Collected data:

────────

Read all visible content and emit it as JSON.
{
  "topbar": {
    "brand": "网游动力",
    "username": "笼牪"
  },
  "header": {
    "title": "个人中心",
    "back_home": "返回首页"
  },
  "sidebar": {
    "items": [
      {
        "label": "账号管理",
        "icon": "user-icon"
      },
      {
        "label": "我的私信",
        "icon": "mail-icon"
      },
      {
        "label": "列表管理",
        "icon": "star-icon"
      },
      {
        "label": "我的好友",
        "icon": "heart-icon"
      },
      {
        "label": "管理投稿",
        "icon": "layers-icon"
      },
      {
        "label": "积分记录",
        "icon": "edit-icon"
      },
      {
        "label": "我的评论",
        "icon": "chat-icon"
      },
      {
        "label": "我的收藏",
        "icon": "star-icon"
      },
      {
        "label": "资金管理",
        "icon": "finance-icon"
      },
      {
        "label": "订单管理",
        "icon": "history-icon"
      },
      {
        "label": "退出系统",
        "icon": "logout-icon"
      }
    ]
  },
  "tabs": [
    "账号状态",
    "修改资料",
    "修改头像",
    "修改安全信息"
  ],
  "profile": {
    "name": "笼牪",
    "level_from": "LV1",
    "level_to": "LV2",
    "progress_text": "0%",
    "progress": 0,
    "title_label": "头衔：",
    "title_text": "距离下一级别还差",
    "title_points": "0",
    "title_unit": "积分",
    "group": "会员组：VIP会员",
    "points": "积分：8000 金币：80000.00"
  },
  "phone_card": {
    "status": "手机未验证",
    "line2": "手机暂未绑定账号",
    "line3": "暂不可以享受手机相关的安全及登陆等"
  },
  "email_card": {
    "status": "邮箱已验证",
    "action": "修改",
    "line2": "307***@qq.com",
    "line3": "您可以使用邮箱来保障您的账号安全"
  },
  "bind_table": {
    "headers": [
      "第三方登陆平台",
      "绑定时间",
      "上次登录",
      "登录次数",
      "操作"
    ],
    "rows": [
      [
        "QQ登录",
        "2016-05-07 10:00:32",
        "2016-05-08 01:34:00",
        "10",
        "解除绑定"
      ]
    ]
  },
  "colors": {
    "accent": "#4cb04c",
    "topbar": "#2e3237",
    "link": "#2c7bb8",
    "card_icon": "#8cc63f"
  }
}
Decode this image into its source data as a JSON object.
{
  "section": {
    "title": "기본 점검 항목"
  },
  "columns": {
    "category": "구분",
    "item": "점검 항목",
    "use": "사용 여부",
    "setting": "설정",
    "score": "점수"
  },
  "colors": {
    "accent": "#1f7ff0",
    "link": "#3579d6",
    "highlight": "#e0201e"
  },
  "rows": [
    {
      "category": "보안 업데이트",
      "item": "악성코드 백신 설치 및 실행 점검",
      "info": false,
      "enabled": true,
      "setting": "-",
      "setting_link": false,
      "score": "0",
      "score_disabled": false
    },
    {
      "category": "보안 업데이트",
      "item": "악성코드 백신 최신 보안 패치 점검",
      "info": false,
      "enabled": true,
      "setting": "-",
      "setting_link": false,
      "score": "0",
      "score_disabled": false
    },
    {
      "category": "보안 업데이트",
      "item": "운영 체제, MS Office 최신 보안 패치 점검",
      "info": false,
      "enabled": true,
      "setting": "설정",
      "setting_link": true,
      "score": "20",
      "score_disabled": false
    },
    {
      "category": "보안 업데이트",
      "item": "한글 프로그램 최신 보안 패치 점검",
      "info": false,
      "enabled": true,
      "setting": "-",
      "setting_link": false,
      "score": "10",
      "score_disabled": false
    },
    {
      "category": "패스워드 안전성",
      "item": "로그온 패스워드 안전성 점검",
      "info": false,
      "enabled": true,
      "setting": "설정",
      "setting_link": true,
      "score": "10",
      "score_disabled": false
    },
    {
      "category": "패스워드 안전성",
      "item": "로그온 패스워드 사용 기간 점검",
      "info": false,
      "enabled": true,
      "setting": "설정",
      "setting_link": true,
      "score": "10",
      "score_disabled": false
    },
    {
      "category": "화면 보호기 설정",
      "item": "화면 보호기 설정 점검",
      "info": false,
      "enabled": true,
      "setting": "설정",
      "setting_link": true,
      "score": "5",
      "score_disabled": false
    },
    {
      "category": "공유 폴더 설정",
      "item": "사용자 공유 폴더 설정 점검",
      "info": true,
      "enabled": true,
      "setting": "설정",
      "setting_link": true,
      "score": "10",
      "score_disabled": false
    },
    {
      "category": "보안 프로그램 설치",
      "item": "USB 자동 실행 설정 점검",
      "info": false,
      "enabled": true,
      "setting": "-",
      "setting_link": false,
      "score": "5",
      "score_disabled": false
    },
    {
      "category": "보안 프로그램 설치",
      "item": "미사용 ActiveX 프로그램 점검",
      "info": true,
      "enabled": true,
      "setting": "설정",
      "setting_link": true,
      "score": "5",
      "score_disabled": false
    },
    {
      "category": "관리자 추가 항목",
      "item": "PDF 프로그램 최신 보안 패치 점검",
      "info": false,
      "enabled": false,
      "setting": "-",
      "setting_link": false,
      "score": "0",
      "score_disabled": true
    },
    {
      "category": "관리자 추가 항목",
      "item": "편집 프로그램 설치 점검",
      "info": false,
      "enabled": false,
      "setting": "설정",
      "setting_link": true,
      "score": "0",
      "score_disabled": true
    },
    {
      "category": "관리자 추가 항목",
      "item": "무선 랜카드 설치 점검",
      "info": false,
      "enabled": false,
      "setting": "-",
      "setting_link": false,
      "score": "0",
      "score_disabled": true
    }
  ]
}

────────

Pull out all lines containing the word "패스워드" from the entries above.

      "category": "패스워드 안전성",
      "item": "로그온 패스워드 안전성 점검",
      "category": "패스워드 안전성",
      "item": "로그온 패스워드 사용 기간 점검",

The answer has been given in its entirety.